Part Two, Chapter I (GDC 94-118) is titled “Norms and criteria for presenting the Gospel message in catechesis”
This chapter leads off with two timely quotes, the Sh’ma Yisrael passage and a short excerpt from the incarnation narrative of John’s Gospel:
“Hear, O Israel: The Lord our God is one Lord; and you shall love the Lord your God with all your heart, and with all your soul, and with all your might. And these words which I command you this day shall be upon your heart; and you shall teach them diligently to your children, and shall talk of them when you sit in your house, and when you walk by the way, and when you lie down, and when you rise. And you shall bind them as a sign upon your hand, and they shall be as frontlets between your eyes.

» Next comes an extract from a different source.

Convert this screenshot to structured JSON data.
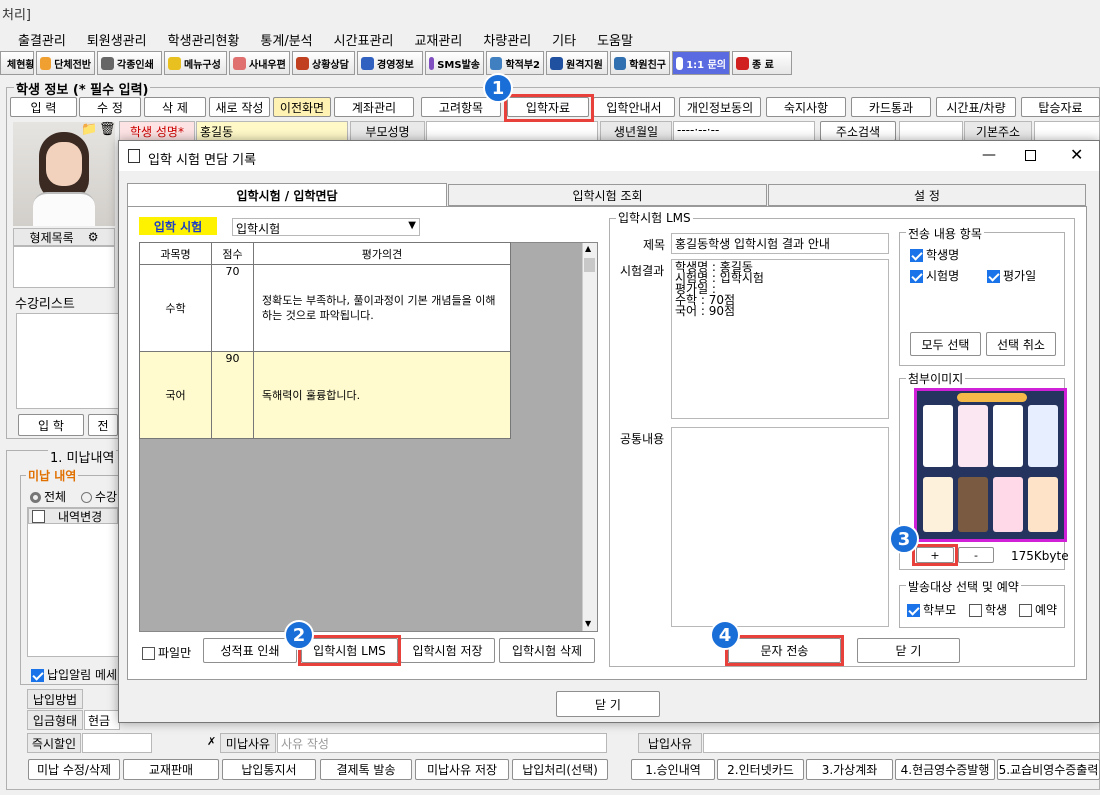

And you shall write them on the doorposts of your house and on your gates” (Dt 6:4-9).
“And the Word became flesh and dwelt among us” (Jn 1:14).
94. The source from which catechesis draws its message is the word of God:

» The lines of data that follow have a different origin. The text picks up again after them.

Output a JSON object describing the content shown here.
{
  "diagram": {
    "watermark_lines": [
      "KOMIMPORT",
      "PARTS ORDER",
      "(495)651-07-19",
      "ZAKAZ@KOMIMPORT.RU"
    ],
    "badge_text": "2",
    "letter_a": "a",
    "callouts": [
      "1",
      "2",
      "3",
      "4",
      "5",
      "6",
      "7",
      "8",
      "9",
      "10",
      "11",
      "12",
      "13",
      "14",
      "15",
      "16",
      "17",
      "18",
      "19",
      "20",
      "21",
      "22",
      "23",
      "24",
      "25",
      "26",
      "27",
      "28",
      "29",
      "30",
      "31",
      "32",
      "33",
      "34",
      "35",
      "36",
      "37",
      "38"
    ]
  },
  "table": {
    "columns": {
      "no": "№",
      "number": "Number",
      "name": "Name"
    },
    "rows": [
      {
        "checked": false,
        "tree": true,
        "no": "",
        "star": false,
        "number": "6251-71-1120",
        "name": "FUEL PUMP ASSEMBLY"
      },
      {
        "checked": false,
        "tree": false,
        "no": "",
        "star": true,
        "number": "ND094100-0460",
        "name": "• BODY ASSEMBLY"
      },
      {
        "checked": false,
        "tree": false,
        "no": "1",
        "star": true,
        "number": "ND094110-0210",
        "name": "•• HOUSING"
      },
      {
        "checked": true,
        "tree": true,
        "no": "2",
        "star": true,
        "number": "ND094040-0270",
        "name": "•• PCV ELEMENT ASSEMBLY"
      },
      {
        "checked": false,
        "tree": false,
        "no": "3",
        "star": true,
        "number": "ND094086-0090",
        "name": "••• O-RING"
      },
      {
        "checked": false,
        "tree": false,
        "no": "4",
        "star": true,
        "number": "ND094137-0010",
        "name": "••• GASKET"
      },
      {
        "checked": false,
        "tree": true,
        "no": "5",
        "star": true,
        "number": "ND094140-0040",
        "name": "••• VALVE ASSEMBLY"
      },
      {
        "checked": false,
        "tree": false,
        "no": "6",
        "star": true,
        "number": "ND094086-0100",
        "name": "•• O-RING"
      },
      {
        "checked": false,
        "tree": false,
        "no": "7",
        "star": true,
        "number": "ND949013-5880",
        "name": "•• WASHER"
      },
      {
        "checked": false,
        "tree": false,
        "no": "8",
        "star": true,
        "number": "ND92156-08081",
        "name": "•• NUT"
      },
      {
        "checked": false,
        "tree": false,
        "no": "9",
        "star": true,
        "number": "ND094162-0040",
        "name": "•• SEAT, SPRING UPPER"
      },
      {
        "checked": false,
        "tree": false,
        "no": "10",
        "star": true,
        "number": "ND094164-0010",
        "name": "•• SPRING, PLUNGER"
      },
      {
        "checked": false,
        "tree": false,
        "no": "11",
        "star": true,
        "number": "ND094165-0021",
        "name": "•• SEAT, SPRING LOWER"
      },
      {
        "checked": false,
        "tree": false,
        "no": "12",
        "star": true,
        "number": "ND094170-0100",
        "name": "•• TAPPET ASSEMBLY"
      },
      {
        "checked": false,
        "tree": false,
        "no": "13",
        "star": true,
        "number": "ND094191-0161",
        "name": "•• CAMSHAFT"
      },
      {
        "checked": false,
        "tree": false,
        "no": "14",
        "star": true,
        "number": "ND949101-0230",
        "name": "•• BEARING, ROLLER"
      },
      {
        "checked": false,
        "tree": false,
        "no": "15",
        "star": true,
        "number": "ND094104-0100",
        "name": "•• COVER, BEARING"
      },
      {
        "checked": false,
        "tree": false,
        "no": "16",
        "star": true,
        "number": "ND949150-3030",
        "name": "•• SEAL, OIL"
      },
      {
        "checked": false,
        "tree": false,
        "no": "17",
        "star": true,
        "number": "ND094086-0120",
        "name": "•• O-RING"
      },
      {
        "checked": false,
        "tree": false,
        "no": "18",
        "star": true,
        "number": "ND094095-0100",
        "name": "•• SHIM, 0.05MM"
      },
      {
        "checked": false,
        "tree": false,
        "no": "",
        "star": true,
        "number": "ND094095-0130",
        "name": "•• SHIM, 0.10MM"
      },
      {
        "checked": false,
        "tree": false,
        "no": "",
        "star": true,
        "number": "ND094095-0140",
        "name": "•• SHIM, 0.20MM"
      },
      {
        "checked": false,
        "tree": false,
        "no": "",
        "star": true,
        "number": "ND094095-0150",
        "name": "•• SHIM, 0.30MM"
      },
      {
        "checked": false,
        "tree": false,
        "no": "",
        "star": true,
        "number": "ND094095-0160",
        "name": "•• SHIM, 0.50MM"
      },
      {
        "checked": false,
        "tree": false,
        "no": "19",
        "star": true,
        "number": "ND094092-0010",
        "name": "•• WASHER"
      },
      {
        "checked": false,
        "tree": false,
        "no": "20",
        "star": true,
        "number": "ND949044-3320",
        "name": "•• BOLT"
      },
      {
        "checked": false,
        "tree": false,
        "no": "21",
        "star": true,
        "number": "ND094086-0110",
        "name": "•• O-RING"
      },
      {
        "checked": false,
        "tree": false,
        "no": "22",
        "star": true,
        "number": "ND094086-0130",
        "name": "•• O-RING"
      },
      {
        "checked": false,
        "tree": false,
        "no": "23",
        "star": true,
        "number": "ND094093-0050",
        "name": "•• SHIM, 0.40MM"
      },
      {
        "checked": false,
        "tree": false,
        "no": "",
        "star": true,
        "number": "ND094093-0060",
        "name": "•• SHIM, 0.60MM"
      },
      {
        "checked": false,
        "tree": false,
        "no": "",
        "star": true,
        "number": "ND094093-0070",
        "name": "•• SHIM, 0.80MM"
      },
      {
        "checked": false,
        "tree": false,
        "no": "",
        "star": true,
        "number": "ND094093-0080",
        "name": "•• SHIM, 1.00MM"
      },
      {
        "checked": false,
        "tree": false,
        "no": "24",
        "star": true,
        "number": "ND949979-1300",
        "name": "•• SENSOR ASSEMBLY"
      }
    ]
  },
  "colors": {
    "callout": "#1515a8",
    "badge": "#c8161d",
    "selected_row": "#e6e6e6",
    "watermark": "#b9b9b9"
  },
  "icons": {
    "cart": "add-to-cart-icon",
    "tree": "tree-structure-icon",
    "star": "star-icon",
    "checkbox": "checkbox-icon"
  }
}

“Catechesis will always draw its content from the living source of the word of God transmitted in Tradition and the Scriptures, for sacred Tradition and sacred Scripture make up a single sacred deposit of the word of God, which is entrusted to the Church”. (Catechesi Tradendae 27)

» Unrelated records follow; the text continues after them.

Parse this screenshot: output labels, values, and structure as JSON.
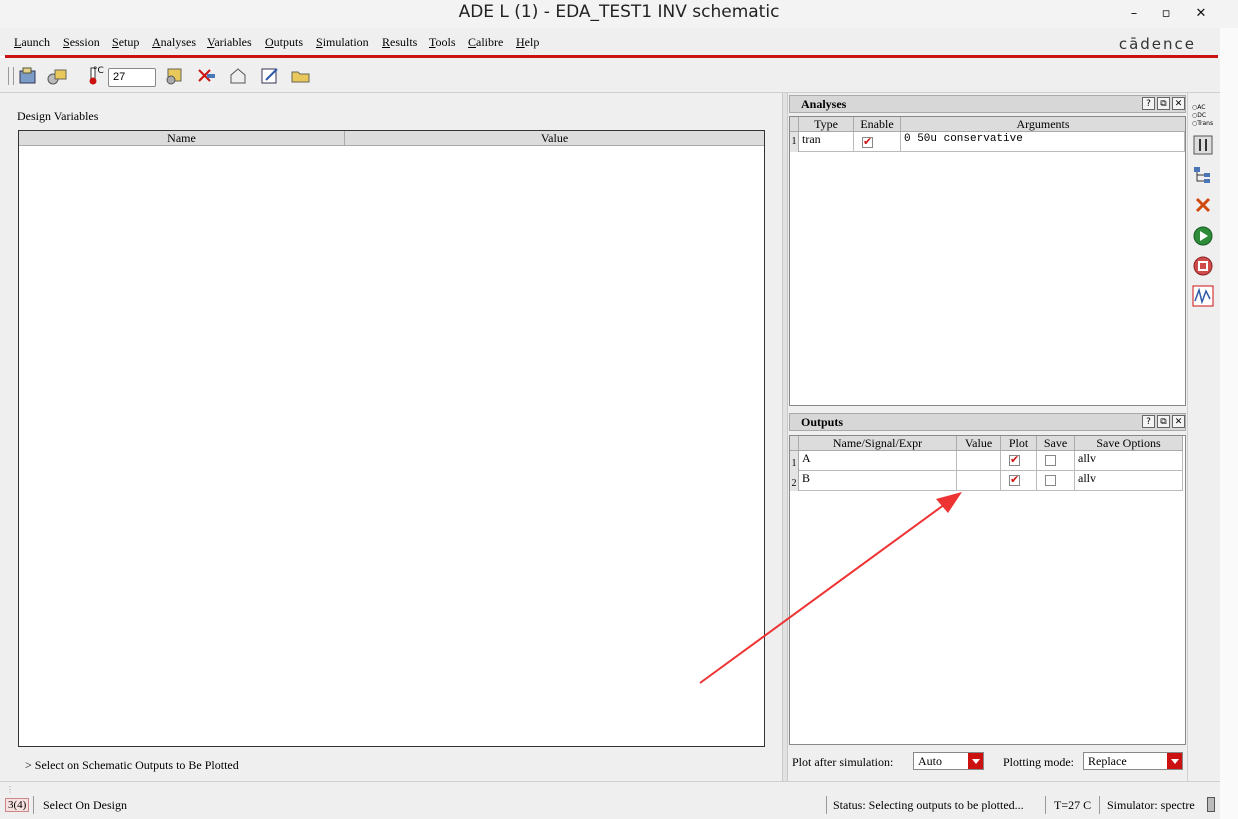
{
  "window": {
    "title": "ADE L (1) - EDA_TEST1 INV schematic",
    "minimize": "–",
    "maximize": "▫",
    "close": "✕"
  },
  "menu": {
    "items": [
      "Launch",
      "Session",
      "Setup",
      "Analyses",
      "Variables",
      "Outputs",
      "Simulation",
      "Results",
      "Tools",
      "Calibre",
      "Help"
    ],
    "brand": "cādence"
  },
  "toolbar": {
    "temperature_unit": "°C",
    "temperature_value": "27"
  },
  "design_variables": {
    "label": "Design Variables",
    "columns": [
      "Name",
      "Value"
    ],
    "status": "> Select on Schematic Outputs to Be Plotted"
  },
  "analyses": {
    "title": "Analyses",
    "help": "?",
    "columns": [
      "Type",
      "Enable",
      "Arguments"
    ],
    "rows": [
      {
        "index": "1",
        "type": "tran",
        "enabled": true,
        "arguments": "0 50u conservative"
      }
    ]
  },
  "outputs": {
    "title": "Outputs",
    "help": "?",
    "columns": [
      "Name/Signal/Expr",
      "Value",
      "Plot",
      "Save",
      "Save Options"
    ],
    "rows": [
      {
        "index": "1",
        "name": "A",
        "value": "",
        "plot": true,
        "save": false,
        "save_options": "allv"
      },
      {
        "index": "2",
        "name": "B",
        "value": "",
        "plot": true,
        "save": false,
        "save_options": "allv"
      }
    ],
    "plot_after_label": "Plot after simulation:",
    "plot_after_value": "Auto",
    "plotting_mode_label": "Plotting mode:",
    "plotting_mode_value": "Replace"
  },
  "sidebar": {
    "analysis_radio": [
      "AC",
      "DC",
      "Trans"
    ]
  },
  "statusbar": {
    "counter": "3(4)",
    "mode": "Select On Design",
    "status": "Status: Selecting outputs to be plotted...",
    "temperature": "T=27 C",
    "simulator": "Simulator: spectre"
  },
  "colors": {
    "accent_red": "#cc1111",
    "run_green": "#2e8b3a"
  }
}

This “deposit of faith” (Cf. Dei Verbum 10 a e b; cf. 1 Tim 6:20 and 2 Tim 1:14) is like the treasure of a householder; it is entrusted to the Church, the family of God, and she continuously draws from it things new and old. (cf. Mt 13:52) All God’s children, animated by his Spirit, are nourished by this treasure of the Word. They know that the Word is Jesus Christ, the Word made man and that his voice continues to resound in the Church and in the world through the Holy Spirit. The Word of God, by wondrous divine “condescension” (Dei Verbum 13) is directed toward us and reaches us by means of human “deeds and words”, “just as the Word of the eternal Father, when he took on himself the flesh of human weakness, became like men”. (Dei Verbum 13) And so without ceasing to be the word of God, it is expressed in human words. Although close to us, it still remains veiled, in a “kenotic” state. Thus the Church, guided by the Holy Spirit, has to interpret the word continually. She contemplates the word with a profound spirit of faith, “listens to [it] devotedly, guards it with dedication and expounds it faithfully”. (Dei Verbum 10)
Drawing heavily on Vatican II and the New Testament, the GDC lays the foundation for what is to come, namely, that catechesis is based on the living Word of God. Not human traditions. Not human documents. What counts is the grace of God, God’s gift of self-revelation and how that is communicated by human words, but also human deeds.
Catechesis is also not a discipline of human history. The Holy Spirit guides us to “continual” interpretation and discernment. To say, “The Church has always taught …” is not precisely grace–it is human history. The Word is meant to be contemplated, to be heard, to be guarded, and to be expounded upon in the situations of the times in which we find ourselves.